Excerpts from an interface dataset
•••
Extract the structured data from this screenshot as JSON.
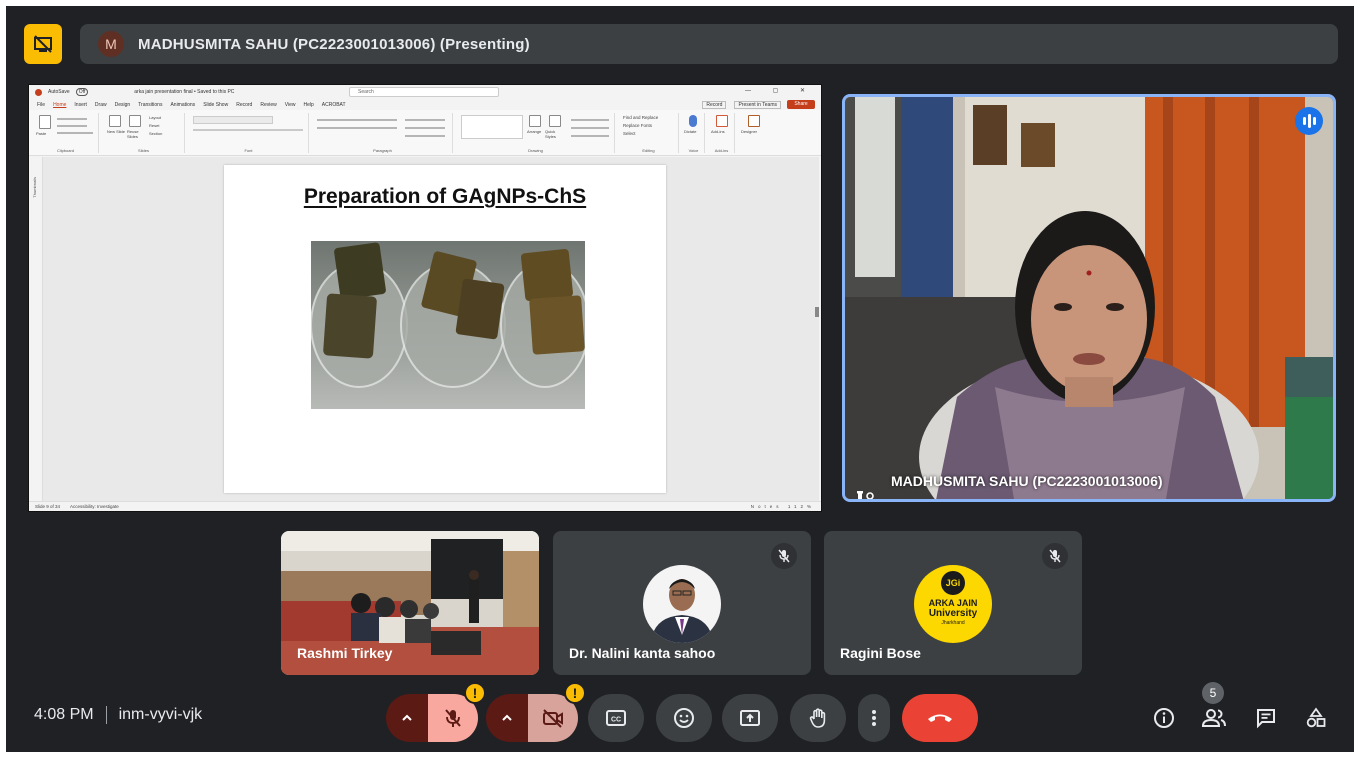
{
  "top_bar": {
    "avatar_letter": "M",
    "presenting_text": "MADHUSMITA SAHU (PC2223001013006) (Presenting)",
    "accent_color": "#fbbc04"
  },
  "shared_screen": {
    "titlebar": {
      "autosave": "AutoSave",
      "toggle": "Off",
      "file_name": "arka jain presentation final • Saved to this PC",
      "search_placeholder": "Search"
    },
    "menu_tabs": [
      "File",
      "Home",
      "Insert",
      "Draw",
      "Design",
      "Transitions",
      "Animations",
      "Slide Show",
      "Record",
      "Review",
      "View",
      "Help",
      "ACROBAT"
    ],
    "ribbon_buttons": {
      "record": "Record",
      "present_in_teams": "Present in Teams",
      "share": "Share"
    },
    "ribbon_groups": [
      "Clipboard",
      "Slides",
      "Font",
      "Paragraph",
      "Drawing",
      "Editing",
      "Voice",
      "Add-ins",
      "Designer"
    ],
    "ribbon_items": {
      "paste": "Paste",
      "new_slide": "New Slide",
      "reuse_slides": "Reuse Slides",
      "layout": "Layout",
      "reset": "Reset",
      "section": "Section",
      "find_replace": "Find and Replace",
      "replace_fonts": "Replace Fonts",
      "select": "Select",
      "dictate": "Dictate",
      "add_ins": "Add-ins",
      "designer": "Designer",
      "arrange": "Arrange",
      "quick_styles": "Quick Styles"
    },
    "thumbnails_label": "Thumbnails",
    "slide": {
      "title": "Preparation of GAgNPs-ChS"
    },
    "status_bar": {
      "slide_count": "Slide 9 of 34",
      "accessibility": "Accessibility: Investigate",
      "notes": "Notes",
      "zoom": "112%"
    }
  },
  "presenter_tile": {
    "name": "MADHUSMITA SAHU (PC2223001013006)",
    "talking_color": "#1a73e8",
    "border_color": "#8ab4f8"
  },
  "participants": [
    {
      "name": "Rashmi Tirkey",
      "muted": false
    },
    {
      "name": "Dr. Nalini kanta sahoo",
      "muted": true
    },
    {
      "name": "Ragini Bose",
      "muted": true,
      "logo": {
        "line1": "JGi",
        "line2": "ARKA JAIN",
        "line3": "University",
        "line4": "Jharkhand"
      }
    }
  ],
  "bottom_bar": {
    "time": "4:08 PM",
    "meeting_code": "inm-vyvi-vjk",
    "warning_glyph": "!",
    "participant_count": "5",
    "end_call_color": "#ea4335"
  },
  "icons": {
    "present_toggle": "present-off-icon",
    "mic": "mic-off-icon",
    "camera": "camera-off-icon",
    "captions": "captions-icon",
    "emoji": "emoji-icon",
    "present": "present-screen-icon",
    "hand": "raise-hand-icon",
    "more": "more-vert-icon",
    "end": "call-end-icon",
    "info": "info-icon",
    "people": "people-icon",
    "chat": "chat-icon",
    "activities": "activities-icon"
  }
}
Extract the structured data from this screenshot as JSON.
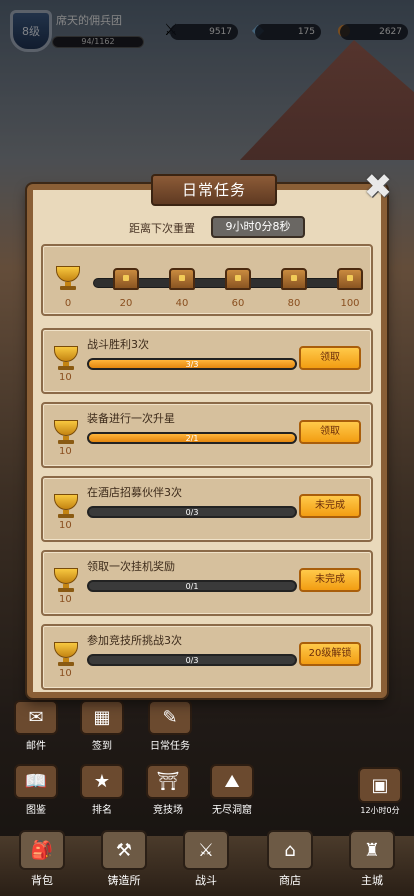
{
  "player": {
    "level": "8级",
    "name": "席天的佣兵团",
    "exp": "94/1162"
  },
  "resources": {
    "power": "9517",
    "gems": "175",
    "coins": "2627"
  },
  "dialog": {
    "title": "日常任务",
    "reset_label": "距离下次重置",
    "reset_time": "9小时0分8秒",
    "progress": {
      "current": "0",
      "milestones": [
        "20",
        "40",
        "60",
        "80",
        "100"
      ]
    },
    "tasks": [
      {
        "title": "战斗胜利3次",
        "progress": "3/3",
        "ratio": 1.0,
        "reward": "10",
        "button": "领取"
      },
      {
        "title": "装备进行一次升星",
        "progress": "2/1",
        "ratio": 1.0,
        "reward": "10",
        "button": "领取"
      },
      {
        "title": "在酒店招募伙伴3次",
        "progress": "0/3",
        "ratio": 0.0,
        "reward": "10",
        "button": "未完成"
      },
      {
        "title": "领取一次挂机奖励",
        "progress": "0/1",
        "ratio": 0.0,
        "reward": "10",
        "button": "未完成"
      },
      {
        "title": "参加竞技所挑战3次",
        "progress": "0/3",
        "ratio": 0.0,
        "reward": "10",
        "button": "20级解锁"
      }
    ]
  },
  "shortcuts": {
    "row1": [
      "邮件",
      "签到",
      "日常任务"
    ],
    "row2": [
      "图鉴",
      "排名",
      "竞技场",
      "无尽洞窟"
    ],
    "chest_timer": "12小时0分"
  },
  "nav": [
    "背包",
    "铸造所",
    "战斗",
    "商店",
    "主城"
  ],
  "colors": {
    "accent": "#f29d12",
    "panel": "#e9d9bb",
    "frame": "#8a5f36"
  }
}
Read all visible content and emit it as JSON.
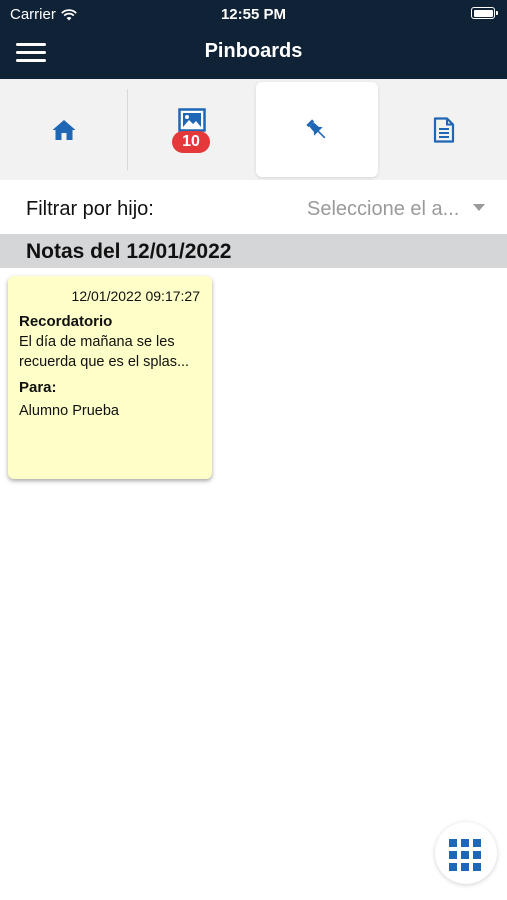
{
  "status_bar": {
    "carrier": "Carrier",
    "time": "12:55 PM"
  },
  "header": {
    "title": "Pinboards"
  },
  "tabs": [
    {
      "name": "home",
      "icon": "home-icon",
      "selected": false
    },
    {
      "name": "gallery",
      "icon": "image-icon",
      "badge": "10",
      "selected": false
    },
    {
      "name": "pinboards",
      "icon": "pushpin-icon",
      "selected": true
    },
    {
      "name": "documents",
      "icon": "document-icon",
      "selected": false
    }
  ],
  "filter": {
    "label": "Filtrar por hijo:",
    "placeholder": "Seleccione el a..."
  },
  "section": {
    "title": "Notas del 12/01/2022"
  },
  "notes": [
    {
      "timestamp": "12/01/2022 09:17:27",
      "heading": "Recordatorio",
      "body": "El día de mañana se les recuerda que es el splas...",
      "to_label": "Para:",
      "to_value": "Alumno Prueba"
    }
  ],
  "fab": {
    "icon": "apps-grid-icon"
  },
  "colors": {
    "topbar": "#0f2236",
    "accent": "#1f66b4",
    "badge": "#e5383b",
    "note": "#fefec8",
    "section": "#d5d6d8"
  }
}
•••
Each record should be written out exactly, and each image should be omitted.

Extract the structured data from this screenshot as JSON.
{
  "top_bar": {
    "avatar_letter": "M",
    "presenting_text": "MADHUSMITA SAHU (PC2223001013006) (Presenting)",
    "accent_color": "#fbbc04"
  },
  "shared_screen": {
    "titlebar": {
      "autosave": "AutoSave",
      "toggle": "Off",
      "file_name": "arka jain presentation final • Saved to this PC",
      "search_placeholder": "Search"
    },
    "menu_tabs": [
      "File",
      "Home",
      "Insert",
      "Draw",
      "Design",
      "Transitions",
      "Animations",
      "Slide Show",
      "Record",
      "Review",
      "View",
      "Help",
      "ACROBAT"
    ],
    "ribbon_buttons": {
      "record": "Record",
      "present_in_teams": "Present in Teams",
      "share": "Share"
    },
    "ribbon_groups": [
      "Clipboard",
      "Slides",
      "Font",
      "Paragraph",
      "Drawing",
      "Editing",
      "Voice",
      "Add-ins",
      "Designer"
    ],
    "ribbon_items": {
      "paste": "Paste",
      "new_slide": "New Slide",
      "reuse_slides": "Reuse Slides",
      "layout": "Layout",
      "reset": "Reset",
      "section": "Section",
      "find_replace": "Find and Replace",
      "replace_fonts": "Replace Fonts",
      "select": "Select",
      "dictate": "Dictate",
      "add_ins": "Add-ins",
      "designer": "Designer",
      "arrange": "Arrange",
      "quick_styles": "Quick Styles"
    },
    "thumbnails_label": "Thumbnails",
    "slide": {
      "title": "Preparation of GAgNPs-ChS"
    },
    "status_bar": {
      "slide_count": "Slide 9 of 34",
      "accessibility": "Accessibility: Investigate",
      "notes": "Notes",
      "zoom": "112%"
    }
  },
  "presenter_tile": {
    "name": "MADHUSMITA SAHU (PC2223001013006)",
    "talking_color": "#1a73e8",
    "border_color": "#8ab4f8"
  },
  "participants": [
    {
      "name": "Rashmi Tirkey",
      "muted": false
    },
    {
      "name": "Dr. Nalini kanta sahoo",
      "muted": true
    },
    {
      "name": "Ragini Bose",
      "muted": true,
      "logo": {
        "line1": "JGi",
        "line2": "ARKA JAIN",
        "line3": "University",
        "line4": "Jharkhand"
      }
    }
  ],
  "bottom_bar": {
    "time": "4:08 PM",
    "meeting_code": "inm-vyvi-vjk",
    "warning_glyph": "!",
    "participant_count": "5",
    "end_call_color": "#ea4335"
  },
  "icons": {
    "present_toggle": "present-off-icon",
    "mic": "mic-off-icon",
    "camera": "camera-off-icon",
    "captions": "captions-icon",
    "emoji": "emoji-icon",
    "present": "present-screen-icon",
    "hand": "raise-hand-icon",
    "more": "more-vert-icon",
    "end": "call-end-icon",
    "info": "info-icon",
    "people": "people-icon",
    "chat": "chat-icon",
    "activities": "activities-icon"
  }
}
Extract the structured data from this screenshot as JSON.
{
  "player": {
    "level": "8级",
    "name": "席天的佣兵团",
    "exp": "94/1162"
  },
  "resources": {
    "power": "9517",
    "gems": "175",
    "coins": "2627"
  },
  "dialog": {
    "title": "日常任务",
    "reset_label": "距离下次重置",
    "reset_time": "9小时0分8秒",
    "progress": {
      "current": "0",
      "milestones": [
        "20",
        "40",
        "60",
        "80",
        "100"
      ]
    },
    "tasks": [
      {
        "title": "战斗胜利3次",
        "progress": "3/3",
        "ratio": 1.0,
        "reward": "10",
        "button": "领取"
      },
      {
        "title": "装备进行一次升星",
        "progress": "2/1",
        "ratio": 1.0,
        "reward": "10",
        "button": "领取"
      },
      {
        "title": "在酒店招募伙伴3次",
        "progress": "0/3",
        "ratio": 0.0,
        "reward": "10",
        "button": "未完成"
      },
      {
        "title": "领取一次挂机奖励",
        "progress": "0/1",
        "ratio": 0.0,
        "reward": "10",
        "button": "未完成"
      },
      {
        "title": "参加竞技所挑战3次",
        "progress": "0/3",
        "ratio": 0.0,
        "reward": "10",
        "button": "20级解锁"
      }
    ]
  },
  "shortcuts": {
    "row1": [
      "邮件",
      "签到",
      "日常任务"
    ],
    "row2": [
      "图鉴",
      "排名",
      "竞技场",
      "无尽洞窟"
    ],
    "chest_timer": "12小时0分"
  },
  "nav": [
    "背包",
    "铸造所",
    "战斗",
    "商店",
    "主城"
  ],
  "colors": {
    "accent": "#f29d12",
    "panel": "#e9d9bb",
    "frame": "#8a5f36"
  }
}
Read all visible content and emit it as JSON.
{
  "status_bar": {
    "carrier": "Carrier",
    "time": "12:55 PM"
  },
  "header": {
    "title": "Pinboards"
  },
  "tabs": [
    {
      "name": "home",
      "icon": "home-icon",
      "selected": false
    },
    {
      "name": "gallery",
      "icon": "image-icon",
      "badge": "10",
      "selected": false
    },
    {
      "name": "pinboards",
      "icon": "pushpin-icon",
      "selected": true
    },
    {
      "name": "documents",
      "icon": "document-icon",
      "selected": false
    }
  ],
  "filter": {
    "label": "Filtrar por hijo:",
    "placeholder": "Seleccione el a..."
  },
  "section": {
    "title": "Notas del 12/01/2022"
  },
  "notes": [
    {
      "timestamp": "12/01/2022 09:17:27",
      "heading": "Recordatorio",
      "body": "El día de mañana se les recuerda que es el splas...",
      "to_label": "Para:",
      "to_value": "Alumno Prueba"
    }
  ],
  "fab": {
    "icon": "apps-grid-icon"
  },
  "colors": {
    "topbar": "#0f2236",
    "accent": "#1f66b4",
    "badge": "#e5383b",
    "note": "#fefec8",
    "section": "#d5d6d8"
  }
}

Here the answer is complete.